In order to get rid of the dock icon, you must modify the file named 'Info.plist' inside the Application's package (i.e. Sherlock.app/Contents/Info.plist). Open this file in your favorite text editor and add the following section (if it's already present simply change the 0 to a 1 in the string tag:
NOTE: I substituted the standard square brackets for the purposes of posting here; you must substitute the angle brackets when editing. So far I've hidden my Sherlock and System Preferences icons. With the System Prefs you will have to write-enable the 'Info.plist' file by changing the permissions in a Terminal window:
If you have enabled your dock to be moved to corners and sides (see Move and corner your dock), one of the small annoyances is that the pinning and orientation revert to bottom middle after a logout or restart.
I noticed this morning that Frank Vercruesse has released DockLock 1.0, which exists solely to restore your preferred dock pinning and orientation settings automatically.
Until Apple decides whether to officially support pinning and orientation, this seems like the best solution for those that prefer their dock in positions other than bottom middle. I tested it, and it does exactly what it claims to do.
I just noticed that it is not only possible to move background windows by pressing the Command (Apple) key and move it with the mouse, but you also can partially control them. For instance, it is possible to disconnect your dial-up internet connection without bringing the InternetConnect app to the foreground, by command clicking the disconnect button.
I don't really know the use for this, but thought I share it anyway...I also noticed that it doesn't work in all apps, it seems to work only in Cocoa apps
[Editor: If you run a webserver on your OS X box, you might want to take a look at Analog, one of the better and more widely used weblog analyzers. Read the rest of this article if you'd like the detailed step-by-step instructions needed to get it running on OS X. You'll need to have the developer tools installed, and should be comfortable working in the terminal window before you try this install (it's not overly complicated, but it does involve editing and compiling UNIX source files).
Thanks to Commet for contributing this how-to. -rob.]
Most everyone knows that if you option-drag an object in the Finder, you'll make a copy of it. And if you command-option drag an object, you'll create an alias. Both of those actions work the same way in OS 9 as they do in OS X.
However, in OS 9, there's no easy way to move an item from one volume to another. You first copy it, then remove it from the source.

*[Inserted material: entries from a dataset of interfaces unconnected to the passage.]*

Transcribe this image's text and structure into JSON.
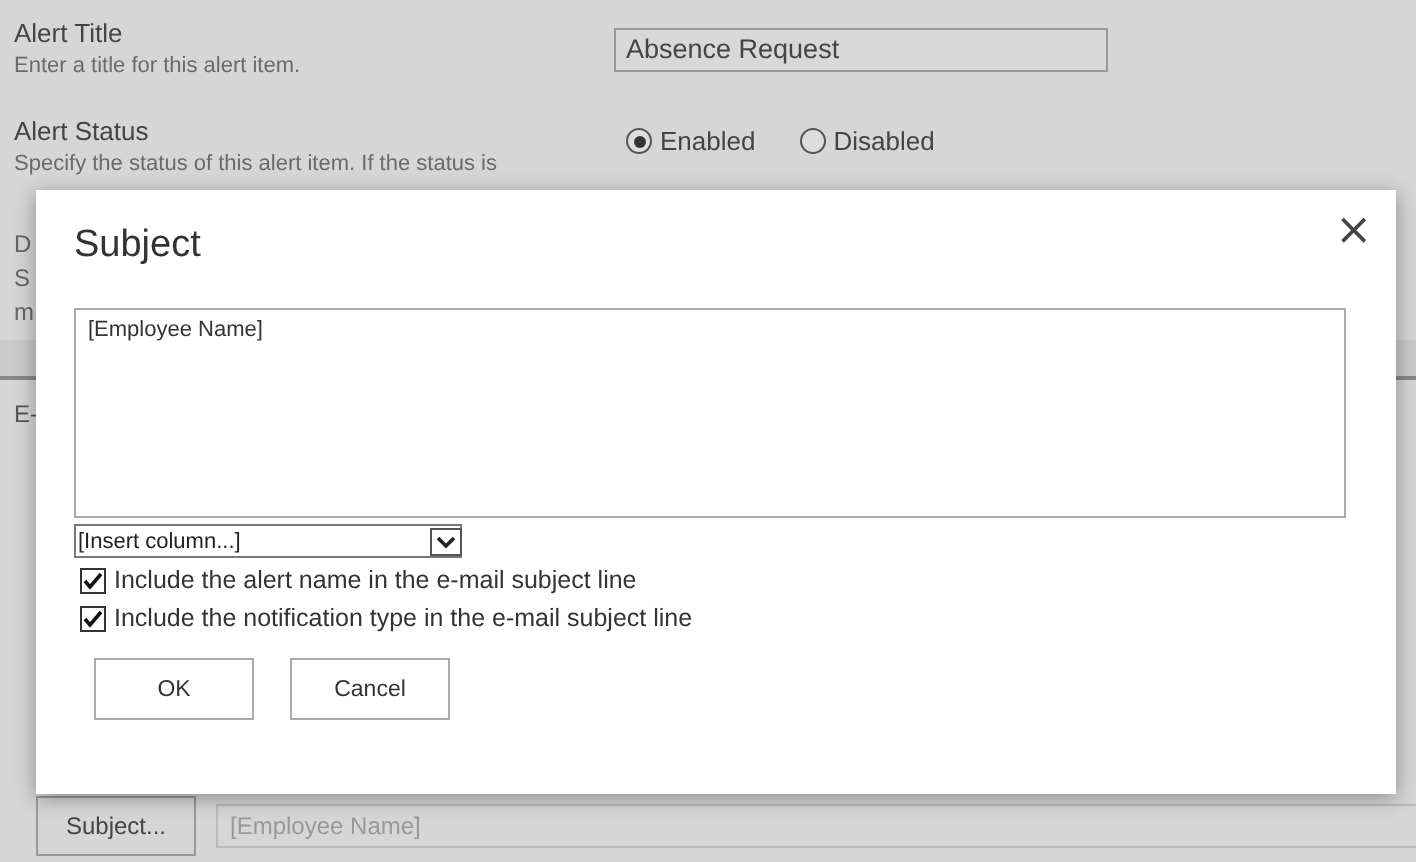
{
  "page": {
    "sections": [
      {
        "kind": "title",
        "label": "Alert Title",
        "description": "Enter a title for this alert item.",
        "value": "Absence Request"
      },
      {
        "kind": "status",
        "label": "Alert Status",
        "description": "Specify the status of this alert item. If the status is",
        "options": [
          {
            "label": "Enabled",
            "selected": true
          },
          {
            "label": "Disabled",
            "selected": false
          }
        ]
      }
    ],
    "cut_texts": [
      "D",
      "S",
      "m"
    ],
    "cut_heading": "E-",
    "subject_button": "Subject...",
    "subject_field": "[Employee Name]"
  },
  "dialog": {
    "title": "Subject",
    "close": "×",
    "text": "[Employee Name]",
    "insert_column": "[Insert column...]",
    "options": [
      {
        "label": "Include the alert name in the e-mail subject line",
        "checked": true
      },
      {
        "label": "Include the notification type in the e-mail subject line",
        "checked": true
      }
    ],
    "buttons": [
      "OK",
      "Cancel"
    ]
  }
}
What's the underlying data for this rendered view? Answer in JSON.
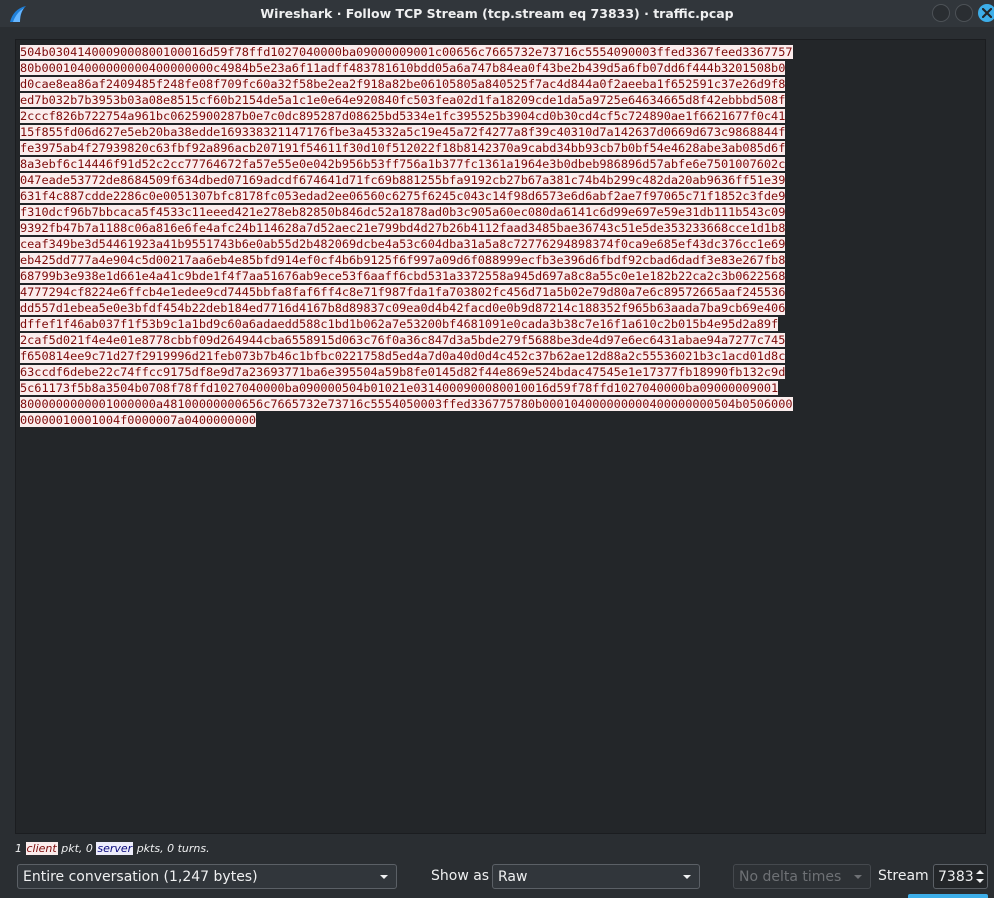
{
  "window": {
    "title": "Wireshark · Follow TCP Stream (tcp.stream eq 73833) · traffic.pcap"
  },
  "stream": {
    "lines": [
      "504b0304140009000800100016d59f78ffd1027040000ba09000009001c00656c7665732e73716c5554090003ffed3367feed3367757",
      "80b000104000000000400000000c4984b5e23a6f11adff483781610bdd05a6a747b84ea0f43be2b439d5a6fb07dd6f444b3201508b0",
      "d0cae8ea86af2409485f248fe08f709fc60a32f58be2ea2f918a82be06105805a840525f7ac4d844a0f2aeeba1f652591c37e26d9f8",
      "ed7b032b7b3953b03a08e8515cf60b2154de5a1c1e0e64e920840fc503fea02d1fa18209cde1da5a9725e64634665d8f42ebbbd508f",
      "2cccf826b722754a961bc0625900287b0e7c0dc895287d08625bd5334e1fc395525b3904cd0b30cd4cf5c724890ae1f6621677f0c41",
      "15f855fd06d627e5eb20ba38edde169338321147176fbe3a45332a5c19e45a72f4277a8f39c40310d7a142637d0669d673c9868844f",
      "fe3975ab4f27939820c63fbf92a896acb207191f54611f30d10f512022f18b8142370a9cabd34bb93cb7b0bf54e4628abe3ab085d6f",
      "8a3ebf6c14446f91d52c2cc77764672fa57e55e0e042b956b53ff756a1b377fc1361a1964e3b0dbeb986896d57abfe6e7501007602c",
      "047eade53772de8684509f634dbed07169adcdf674641d71fc69b881255bfa9192cb27b67a381c74b4b299c482da20ab9636ff51e39",
      "631f4c887cdde2286c0e0051307bfc8178fc053edad2ee06560c6275f6245c043c14f98d6573e6d6abf2ae7f97065c71f1852c3fde9",
      "f310dcf96b7bbcaca5f4533c11eeed421e278eb82850b846dc52a1878ad0b3c905a60ec080da6141c6d99e697e59e31db111b543c09",
      "9392fb47b7a1188c06a816e6fe4afc24b114628a7d52aec21e799bd4d27b26b4112faad3485bae36743c51e5de353233668cce1d1b8",
      "ceaf349be3d54461923a41b9551743b6e0ab55d2b482069dcbe4a53c604dba31a5a8c72776294898374f0ca9e685ef43dc376cc1e69",
      "eb425dd777a4e904c5d00217aa6eb4e85bfd914ef0cf4b6b9125f6f997a09d6f088999ecfb3e396d6fbdf92cbad6dadf3e83e267fb8",
      "68799b3e938e1d661e4a41c9bde1f4f7aa51676ab9ece53f6aaff6cbd531a3372558a945d697a8c8a55c0e1e182b22ca2c3b0622568",
      "4777294cf8224e6ffcb4e1edee9cd7445bbfa8faf6ff4c8e71f987fda1fa703802fc456d71a5b02e79d80a7e6c89572665aaf245536",
      "dd557d1ebea5e0e3bfdf454b22deb184ed7716d4167b8d89837c09ea0d4b42facd0e0b9d87214c188352f965b63aada7ba9cb69e406",
      "dffef1f46ab037f1f53b9c1a1bd9c60a6adaedd588c1bd1b062a7e53200bf4681091e0cada3b38c7e16f1a610c2b015b4e95d2a89f",
      "2caf5d021f4e4e01e8778cbbf09d264944cba6558915d063c76f0a36c847d3a5bde279f5688be3de4d97e6ec6431abae94a7277c745",
      "f650814ee9c71d27f2919996d21feb073b7b46c1bfbc0221758d5ed4a7d0a40d0d4c452c37b62ae12d88a2c55536021b3c1acd01d8c",
      "63ccdf6debe22c74ffcc9175df8e9d7a23693771ba6e395504a59b8fe0145d82f44e869e524bdac47545e1e17377fb18990fb132c9d",
      "5c61173f5b8a3504b0708f78ffd1027040000ba090000504b01021e0314000900080010016d59f78ffd1027040000ba09000009001",
      "8000000000001000000a48100000000656c7665732e73716c5554050003ffed336775780b000104000000000400000000504b0506000",
      "00000010001004f0000007a0400000000"
    ]
  },
  "stats": {
    "prefix": "1 ",
    "client_label": "client",
    "middle": " pkt, 0 ",
    "server_label": "server",
    "suffix": " pkts, 0 turns."
  },
  "controls": {
    "conversation_select": "Entire conversation (1,247 bytes)",
    "show_as_label": "Show as",
    "show_as_value": "Raw",
    "delta_select": "No delta times",
    "stream_label": "Stream",
    "stream_value": "7383"
  },
  "colors": {
    "client_fg": "#7d0a0a",
    "client_bg": "#fbeded",
    "server_fg": "#0a0a7d",
    "server_bg": "#ededfb",
    "accent": "#3daee9"
  }
}
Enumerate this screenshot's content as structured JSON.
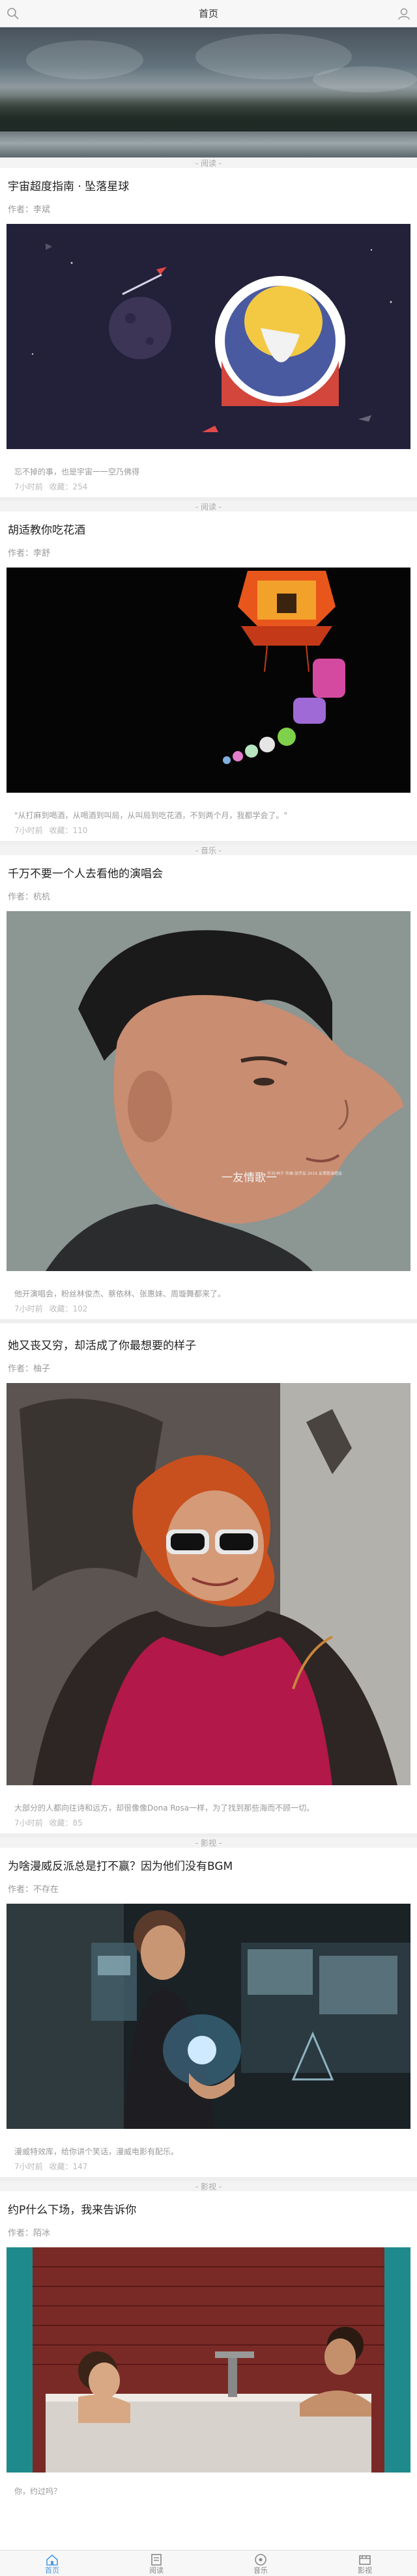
{
  "header": {
    "title": "首页"
  },
  "articles": [
    {
      "tag": "- 阅读 -",
      "title": "宇宙超度指南 · 坠落星球",
      "author": "作者：李斌",
      "excerpt": "忘不掉的事，也是宇宙一一空乃佛得",
      "time": "7小时前",
      "likes": "收藏：254"
    },
    {
      "tag": "- 阅读 -",
      "title": "胡适教你吃花酒",
      "author": "作者：李舒",
      "excerpt": "\"从打麻到喝酒，从喝酒到叫局，从叫局到吃花酒，不到两个月，我都学会了。\"",
      "time": "7小时前",
      "likes": "收藏：110"
    },
    {
      "tag": "- 音乐 -",
      "title": "千万不要一个人去看他的演唱会",
      "author": "作者：杭杭",
      "excerpt": "他开演唱会，粉丝林俊杰、蔡依林、张惠妹、周璇舞都来了。",
      "time": "7小时前",
      "likes": "收藏：102",
      "overlay_title": "一友情歌一",
      "overlay_sub": "作词:林夕 作曲:张学友 2016 友情歌演唱会"
    },
    {
      "tag": "",
      "title": "她又丧又穷，却活成了你最想要的样子",
      "author": "作者：柚子",
      "excerpt": "大部分的人都向往诗和远方，却很像像Dona Rosa一样，为了找到那些海而不顾一切。",
      "time": "7小时前",
      "likes": "收藏：85"
    },
    {
      "tag": "- 影视 -",
      "title": "为啥漫威反派总是打不赢？因为他们没有BGM",
      "author": "作者：不存在",
      "excerpt": "漫威特效库，给你讲个笑话，漫威电影有配乐。",
      "time": "7小时前",
      "likes": "收藏：147"
    },
    {
      "tag": "- 影视 -",
      "title": "约P什么下场，我来告诉你",
      "author": "作者：陌冰",
      "excerpt": "你，约过吗？",
      "time": "",
      "likes": ""
    }
  ],
  "tabbar": [
    {
      "label": "首页",
      "icon": "home-icon",
      "active": true
    },
    {
      "label": "阅读",
      "icon": "book-icon",
      "active": false
    },
    {
      "label": "音乐",
      "icon": "music-icon",
      "active": false
    },
    {
      "label": "影视",
      "icon": "film-icon",
      "active": false
    }
  ],
  "colors": {
    "accent": "#4c9be0",
    "bg": "#eeeeee"
  }
}
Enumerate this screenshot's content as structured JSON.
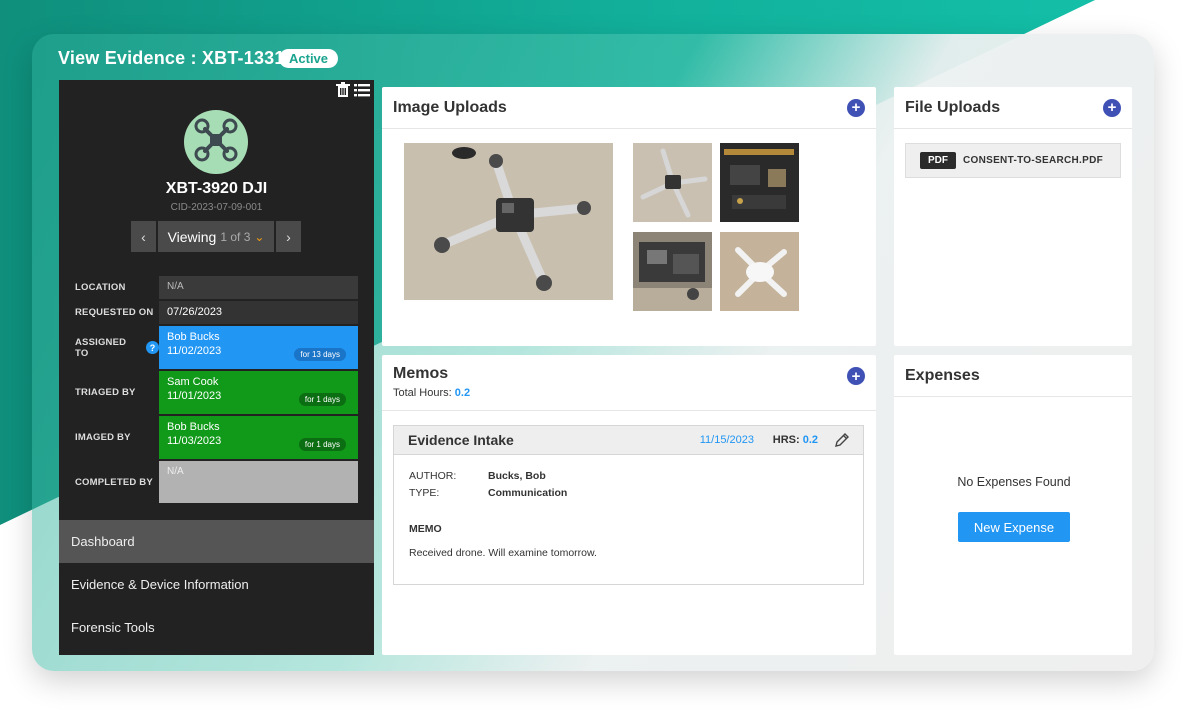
{
  "page": {
    "title": "View Evidence : XBT-1331",
    "status": "Active"
  },
  "evidence": {
    "name": "XBT-3920 DJI",
    "case_id": "CID-2023-07-09-001",
    "pager": {
      "label": "Viewing",
      "position": "1 of 3",
      "prev_icon": "chevron-left-icon",
      "next_icon": "chevron-right-icon"
    },
    "fields": [
      {
        "label": "LOCATION",
        "value": "N/A",
        "date": "",
        "duration": ""
      },
      {
        "label": "REQUESTED ON",
        "value": "07/26/2023",
        "date": "",
        "duration": ""
      },
      {
        "label": "ASSIGNED TO",
        "value": "Bob Bucks",
        "date": "11/02/2023",
        "duration": "for 13 days"
      },
      {
        "label": "TRIAGED BY",
        "value": "Sam Cook",
        "date": "11/01/2023",
        "duration": "for 1 days"
      },
      {
        "label": "IMAGED BY",
        "value": "Bob Bucks",
        "date": "11/03/2023",
        "duration": "for 1 days"
      },
      {
        "label": "COMPLETED BY",
        "value": "N/A",
        "date": "",
        "duration": ""
      }
    ]
  },
  "nav": {
    "items": [
      {
        "label": "Dashboard",
        "active": true
      },
      {
        "label": "Evidence & Device Information",
        "active": false
      },
      {
        "label": "Forensic Tools",
        "active": false
      }
    ]
  },
  "image_uploads": {
    "title": "Image Uploads"
  },
  "file_uploads": {
    "title": "File Uploads",
    "files": [
      {
        "type": "PDF",
        "name": "CONSENT-TO-SEARCH.PDF"
      }
    ]
  },
  "memos": {
    "title": "Memos",
    "total_hours_label": "Total Hours:",
    "total_hours": "0.2",
    "items": [
      {
        "title": "Evidence Intake",
        "date": "11/15/2023",
        "hrs_label": "HRS:",
        "hrs": "0.2",
        "author_label": "AUTHOR:",
        "author": "Bucks, Bob",
        "type_label": "TYPE:",
        "type": "Communication",
        "memo_label": "MEMO",
        "memo": "Received drone. Will examine tomorrow."
      }
    ]
  },
  "expenses": {
    "title": "Expenses",
    "empty_text": "No Expenses Found",
    "new_button": "New Expense"
  },
  "colors": {
    "accent_teal": "#12b19c",
    "primary_blue": "#2196f3",
    "indigo": "#3f51b5",
    "success_green": "#119a19"
  }
}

In OS X, however, if you hold down the command key while dragging from one drive to the other, you'll actually move the object in question. The progress bar (if it shows up - move something BIG) actually says "Moving" instead of "Copying", even though the window title still says "Copying".
Another trip down nostalagia lane! If you enjoyed the article on playing Zork on OS X, you may also be interested in playing the Scott Adams' Adventures on your OS X box.
These were text-based adventure games written for a number of early computing platforms, including the Apple ][. You can read more about Scott Adams and his adventures on his home page. As I recall, there were about a dozen or so, all using the same basic two-word parser and featuring some good puzzles.
Over on the MacFixit boards, CapVideo has posted an explanation on how to run Scott's adventure programs under Mac OS X. If you're interested, check out the Scott Adams' Adventures thread for the details. You'll need the Developer Tools installed, and should be relatively comfortable with the command line.
I wasted a number of hours on Scott's adventures in my Apple ][ days; I can't wait to try these out this weekend!